The report into 20 of the world’s leading airlines from the Transition Pathway Initiative (TPI) at the London School of Economics found, however, that the industry is “failing to plan for long haul”.
Analysing CO2 levels per passenger kilometre for each carrier, the report found that Easyjet had the lowest emissions, both in 2017 and planning ahead for 2020. The low-cost airline is set to have 75g of CO2 per passenger kilometre by 2020; Alaska Air, in second place, had the figure at 87, while Qantas, in third, had 92.
The trio were noted for having carbon emissions in keeping with the 2C warming target set by the UN Paris agreement in 2015. IAG, the company which owns British Airways, ranked 12th, with a figure of 112.
At the other end of the table, Korean Air is expected to emit 172g of CO2 per passenger kilometre by 2020. The airline was reported to be out of alignment with international pledges on emissions, as were Japan Airlines and ANA Group, and Singapore Airlines, based on their 2017 data.
The report was produced with a view to inform environmental investors as to how airlines’ emission results might change up to 2025.
“The airline sector makes a significant and fast-growing contribution to climate change,” the report said. “Currently it accounts for two per cent of global CO2 emissions and 12 per cent of transport-related CO2.
“Landmark research of the corporate disclosures of 20 of the world’s largest listed airlines has found that their long-term targets appear to fall short of the Paris Agreement goal of limiting global warming to below 2C. None of the 20 airlines has a target that clearly specifies how it will reduce its own flight emissions after 2025.”
An airline’s performance in the ranking is down to a number of factors, including the efficiency of its fleet, its emissions strategy and its load factor.
A spokesperson for Easyjet said its new A320/A321neo aircraft would produce 15 per cent less emissions than its previous generation of planes, and that it fills its planes “so that each flight is used productively”.
“We are also supporting the development of technologies that will allow aviation to move away from aviation fuel,” the spokesperson added. “We are working with Wright Electric, which is aiming to build an all-electric commercial passenger jet within a decade.
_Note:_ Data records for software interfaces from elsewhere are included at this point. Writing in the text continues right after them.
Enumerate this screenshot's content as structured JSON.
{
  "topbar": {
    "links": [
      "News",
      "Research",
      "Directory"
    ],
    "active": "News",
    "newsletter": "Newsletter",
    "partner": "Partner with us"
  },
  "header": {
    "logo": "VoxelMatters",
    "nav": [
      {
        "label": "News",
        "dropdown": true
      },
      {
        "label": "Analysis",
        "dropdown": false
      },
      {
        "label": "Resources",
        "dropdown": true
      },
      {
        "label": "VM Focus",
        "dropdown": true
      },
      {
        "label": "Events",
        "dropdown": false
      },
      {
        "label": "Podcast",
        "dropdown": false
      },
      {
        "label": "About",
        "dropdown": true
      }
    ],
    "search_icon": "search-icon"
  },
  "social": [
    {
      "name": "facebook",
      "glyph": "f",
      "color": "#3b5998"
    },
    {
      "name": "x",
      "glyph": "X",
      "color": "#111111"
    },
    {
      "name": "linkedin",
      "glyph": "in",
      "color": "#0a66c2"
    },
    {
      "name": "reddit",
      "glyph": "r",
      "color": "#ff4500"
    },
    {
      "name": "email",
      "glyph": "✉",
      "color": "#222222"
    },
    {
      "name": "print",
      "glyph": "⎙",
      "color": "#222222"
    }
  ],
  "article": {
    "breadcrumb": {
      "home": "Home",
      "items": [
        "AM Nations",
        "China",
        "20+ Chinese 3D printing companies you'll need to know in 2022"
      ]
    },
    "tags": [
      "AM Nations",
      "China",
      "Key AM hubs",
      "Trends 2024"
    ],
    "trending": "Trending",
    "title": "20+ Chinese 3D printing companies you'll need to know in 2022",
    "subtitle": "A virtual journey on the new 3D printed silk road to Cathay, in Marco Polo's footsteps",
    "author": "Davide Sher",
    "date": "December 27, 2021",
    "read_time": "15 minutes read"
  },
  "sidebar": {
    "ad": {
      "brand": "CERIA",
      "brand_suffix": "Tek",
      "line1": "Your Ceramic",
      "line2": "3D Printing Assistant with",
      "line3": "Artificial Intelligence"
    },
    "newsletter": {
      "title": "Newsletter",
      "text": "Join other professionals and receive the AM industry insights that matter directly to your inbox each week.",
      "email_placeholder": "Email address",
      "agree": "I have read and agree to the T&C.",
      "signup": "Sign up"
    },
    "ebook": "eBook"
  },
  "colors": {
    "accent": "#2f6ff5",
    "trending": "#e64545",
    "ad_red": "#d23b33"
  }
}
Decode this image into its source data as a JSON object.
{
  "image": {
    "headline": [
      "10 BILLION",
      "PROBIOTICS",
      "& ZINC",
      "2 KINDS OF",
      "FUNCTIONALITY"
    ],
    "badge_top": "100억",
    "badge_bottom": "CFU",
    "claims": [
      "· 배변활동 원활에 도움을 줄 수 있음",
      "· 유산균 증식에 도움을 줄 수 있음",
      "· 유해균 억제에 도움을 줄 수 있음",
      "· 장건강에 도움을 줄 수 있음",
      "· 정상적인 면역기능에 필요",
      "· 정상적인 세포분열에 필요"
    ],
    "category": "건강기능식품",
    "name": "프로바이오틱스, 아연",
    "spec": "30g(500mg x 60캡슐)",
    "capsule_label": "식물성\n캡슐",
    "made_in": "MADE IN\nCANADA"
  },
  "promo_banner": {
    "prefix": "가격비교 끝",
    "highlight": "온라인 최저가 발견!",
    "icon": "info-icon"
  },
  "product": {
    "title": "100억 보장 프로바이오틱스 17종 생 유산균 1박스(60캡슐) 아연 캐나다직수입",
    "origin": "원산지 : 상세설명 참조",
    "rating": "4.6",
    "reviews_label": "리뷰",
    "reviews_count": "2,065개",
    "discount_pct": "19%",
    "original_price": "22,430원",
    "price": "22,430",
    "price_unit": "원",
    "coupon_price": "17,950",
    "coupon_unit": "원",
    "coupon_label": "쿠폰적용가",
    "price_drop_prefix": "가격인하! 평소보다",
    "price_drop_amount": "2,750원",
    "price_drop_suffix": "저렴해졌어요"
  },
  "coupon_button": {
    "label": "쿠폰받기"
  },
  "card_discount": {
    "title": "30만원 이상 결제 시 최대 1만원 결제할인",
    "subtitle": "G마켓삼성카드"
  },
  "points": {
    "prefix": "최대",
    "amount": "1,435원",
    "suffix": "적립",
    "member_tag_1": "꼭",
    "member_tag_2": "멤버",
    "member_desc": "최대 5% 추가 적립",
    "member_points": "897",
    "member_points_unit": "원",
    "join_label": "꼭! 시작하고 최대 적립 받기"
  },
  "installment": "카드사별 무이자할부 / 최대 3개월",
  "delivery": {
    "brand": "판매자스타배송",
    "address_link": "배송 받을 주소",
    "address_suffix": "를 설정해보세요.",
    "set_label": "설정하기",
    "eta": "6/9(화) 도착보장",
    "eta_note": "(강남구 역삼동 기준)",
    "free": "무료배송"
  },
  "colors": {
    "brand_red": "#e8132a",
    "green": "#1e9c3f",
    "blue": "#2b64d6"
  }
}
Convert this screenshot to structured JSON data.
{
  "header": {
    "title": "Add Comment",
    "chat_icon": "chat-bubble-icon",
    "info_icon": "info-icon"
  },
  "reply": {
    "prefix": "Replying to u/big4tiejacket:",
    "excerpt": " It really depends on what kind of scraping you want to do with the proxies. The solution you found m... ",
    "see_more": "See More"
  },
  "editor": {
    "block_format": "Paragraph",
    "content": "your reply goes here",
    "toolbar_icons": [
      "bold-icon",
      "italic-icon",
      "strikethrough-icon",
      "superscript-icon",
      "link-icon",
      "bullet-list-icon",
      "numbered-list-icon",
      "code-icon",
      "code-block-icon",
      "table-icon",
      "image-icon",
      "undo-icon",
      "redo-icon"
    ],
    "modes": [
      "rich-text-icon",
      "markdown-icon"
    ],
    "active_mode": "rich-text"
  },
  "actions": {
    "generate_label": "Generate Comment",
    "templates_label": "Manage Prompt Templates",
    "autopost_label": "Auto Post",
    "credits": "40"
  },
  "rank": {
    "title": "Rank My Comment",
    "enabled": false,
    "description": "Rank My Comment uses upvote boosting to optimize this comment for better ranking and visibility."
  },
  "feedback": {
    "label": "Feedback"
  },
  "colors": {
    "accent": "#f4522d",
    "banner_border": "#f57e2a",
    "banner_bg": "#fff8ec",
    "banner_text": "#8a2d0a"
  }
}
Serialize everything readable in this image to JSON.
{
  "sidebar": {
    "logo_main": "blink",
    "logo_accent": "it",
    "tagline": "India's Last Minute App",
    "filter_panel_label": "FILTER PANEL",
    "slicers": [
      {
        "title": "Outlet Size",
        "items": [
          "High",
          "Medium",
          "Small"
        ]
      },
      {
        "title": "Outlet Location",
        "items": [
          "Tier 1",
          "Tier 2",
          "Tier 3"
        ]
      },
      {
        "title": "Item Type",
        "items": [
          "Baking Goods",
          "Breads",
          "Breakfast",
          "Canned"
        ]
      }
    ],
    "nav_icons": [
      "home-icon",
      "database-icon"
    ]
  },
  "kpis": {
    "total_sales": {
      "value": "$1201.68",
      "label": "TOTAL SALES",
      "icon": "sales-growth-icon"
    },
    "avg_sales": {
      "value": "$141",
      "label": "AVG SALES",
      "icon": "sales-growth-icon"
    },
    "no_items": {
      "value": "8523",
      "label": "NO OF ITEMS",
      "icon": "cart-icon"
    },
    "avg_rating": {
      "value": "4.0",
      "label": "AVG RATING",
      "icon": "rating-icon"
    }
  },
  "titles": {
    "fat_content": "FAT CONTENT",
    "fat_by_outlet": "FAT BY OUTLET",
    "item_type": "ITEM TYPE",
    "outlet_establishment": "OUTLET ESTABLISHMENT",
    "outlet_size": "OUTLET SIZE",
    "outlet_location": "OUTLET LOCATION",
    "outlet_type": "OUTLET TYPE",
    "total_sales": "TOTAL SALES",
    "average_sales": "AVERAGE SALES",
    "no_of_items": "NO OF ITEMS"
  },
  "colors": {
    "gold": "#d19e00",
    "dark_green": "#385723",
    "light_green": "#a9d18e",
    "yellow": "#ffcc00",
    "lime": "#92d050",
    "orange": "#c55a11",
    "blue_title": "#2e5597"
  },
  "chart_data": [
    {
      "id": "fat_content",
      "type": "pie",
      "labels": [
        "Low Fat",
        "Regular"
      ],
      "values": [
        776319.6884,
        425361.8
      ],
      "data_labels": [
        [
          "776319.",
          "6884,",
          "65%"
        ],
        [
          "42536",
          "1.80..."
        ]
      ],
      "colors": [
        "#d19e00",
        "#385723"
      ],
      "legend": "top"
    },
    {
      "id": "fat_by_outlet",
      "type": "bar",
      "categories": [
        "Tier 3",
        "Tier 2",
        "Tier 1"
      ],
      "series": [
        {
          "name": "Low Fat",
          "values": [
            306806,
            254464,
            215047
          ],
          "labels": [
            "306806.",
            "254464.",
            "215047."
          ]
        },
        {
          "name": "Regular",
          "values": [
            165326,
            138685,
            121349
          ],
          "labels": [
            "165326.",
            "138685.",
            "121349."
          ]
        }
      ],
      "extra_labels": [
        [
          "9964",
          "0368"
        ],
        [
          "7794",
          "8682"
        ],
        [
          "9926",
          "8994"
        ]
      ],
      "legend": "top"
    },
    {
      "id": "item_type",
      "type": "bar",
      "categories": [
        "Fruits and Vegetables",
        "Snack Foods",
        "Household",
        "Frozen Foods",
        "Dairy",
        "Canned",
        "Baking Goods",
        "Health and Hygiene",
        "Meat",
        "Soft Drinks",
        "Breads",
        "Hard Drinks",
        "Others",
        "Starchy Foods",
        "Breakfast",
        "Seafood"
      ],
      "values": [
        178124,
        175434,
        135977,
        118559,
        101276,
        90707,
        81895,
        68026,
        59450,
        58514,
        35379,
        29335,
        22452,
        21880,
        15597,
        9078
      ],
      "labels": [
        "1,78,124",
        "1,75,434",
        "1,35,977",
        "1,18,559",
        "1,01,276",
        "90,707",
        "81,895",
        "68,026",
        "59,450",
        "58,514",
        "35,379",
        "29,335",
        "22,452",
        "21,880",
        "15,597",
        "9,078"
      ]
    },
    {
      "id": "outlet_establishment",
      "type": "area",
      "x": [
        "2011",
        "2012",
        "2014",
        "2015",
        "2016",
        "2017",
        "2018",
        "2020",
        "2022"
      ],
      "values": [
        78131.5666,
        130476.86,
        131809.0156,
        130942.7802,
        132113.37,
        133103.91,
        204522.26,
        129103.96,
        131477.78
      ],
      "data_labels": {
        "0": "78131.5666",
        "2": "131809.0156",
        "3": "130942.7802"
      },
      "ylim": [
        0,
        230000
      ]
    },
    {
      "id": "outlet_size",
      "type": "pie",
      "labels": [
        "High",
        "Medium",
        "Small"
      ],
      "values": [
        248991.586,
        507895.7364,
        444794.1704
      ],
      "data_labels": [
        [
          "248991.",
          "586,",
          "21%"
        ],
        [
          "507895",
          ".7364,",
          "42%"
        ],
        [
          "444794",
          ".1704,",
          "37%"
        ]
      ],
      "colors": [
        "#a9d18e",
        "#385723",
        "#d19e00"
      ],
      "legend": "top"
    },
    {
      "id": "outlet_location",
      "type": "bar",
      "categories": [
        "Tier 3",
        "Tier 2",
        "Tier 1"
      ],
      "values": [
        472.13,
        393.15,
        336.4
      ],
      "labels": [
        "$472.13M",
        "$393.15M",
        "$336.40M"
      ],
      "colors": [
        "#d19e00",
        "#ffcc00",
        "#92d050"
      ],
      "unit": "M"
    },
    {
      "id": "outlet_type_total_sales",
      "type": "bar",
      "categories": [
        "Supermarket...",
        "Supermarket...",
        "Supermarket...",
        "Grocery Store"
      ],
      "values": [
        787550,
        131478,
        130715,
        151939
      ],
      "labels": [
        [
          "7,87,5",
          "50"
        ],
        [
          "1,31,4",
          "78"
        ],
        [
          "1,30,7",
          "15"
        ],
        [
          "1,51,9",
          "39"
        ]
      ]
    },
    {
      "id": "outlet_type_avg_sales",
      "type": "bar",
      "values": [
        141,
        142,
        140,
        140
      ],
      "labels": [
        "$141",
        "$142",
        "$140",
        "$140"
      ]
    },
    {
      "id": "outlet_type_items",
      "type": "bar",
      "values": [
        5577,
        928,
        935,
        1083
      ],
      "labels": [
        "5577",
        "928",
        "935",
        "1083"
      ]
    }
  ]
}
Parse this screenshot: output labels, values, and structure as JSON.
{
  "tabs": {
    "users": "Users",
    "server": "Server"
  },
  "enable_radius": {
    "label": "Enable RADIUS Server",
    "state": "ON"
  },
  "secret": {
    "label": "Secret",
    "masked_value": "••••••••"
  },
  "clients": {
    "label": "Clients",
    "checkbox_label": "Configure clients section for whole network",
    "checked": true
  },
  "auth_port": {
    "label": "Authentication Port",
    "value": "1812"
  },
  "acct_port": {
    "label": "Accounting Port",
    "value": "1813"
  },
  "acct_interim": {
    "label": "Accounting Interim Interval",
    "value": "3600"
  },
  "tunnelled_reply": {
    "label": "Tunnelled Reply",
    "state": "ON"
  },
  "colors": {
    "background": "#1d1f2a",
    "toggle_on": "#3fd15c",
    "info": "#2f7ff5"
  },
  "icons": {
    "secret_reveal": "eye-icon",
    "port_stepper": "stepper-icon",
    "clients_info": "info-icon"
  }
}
We believe this has the potential to be used on short-haul routes in Europe.”
The International Civil Aviation Organization (ICAO) told the BBC the industry’s carbon-cutting plans were “on track”, while Korean Air said that it and Singapore Airlines carry more freight – which was not taken into account – and leads to higher emissions.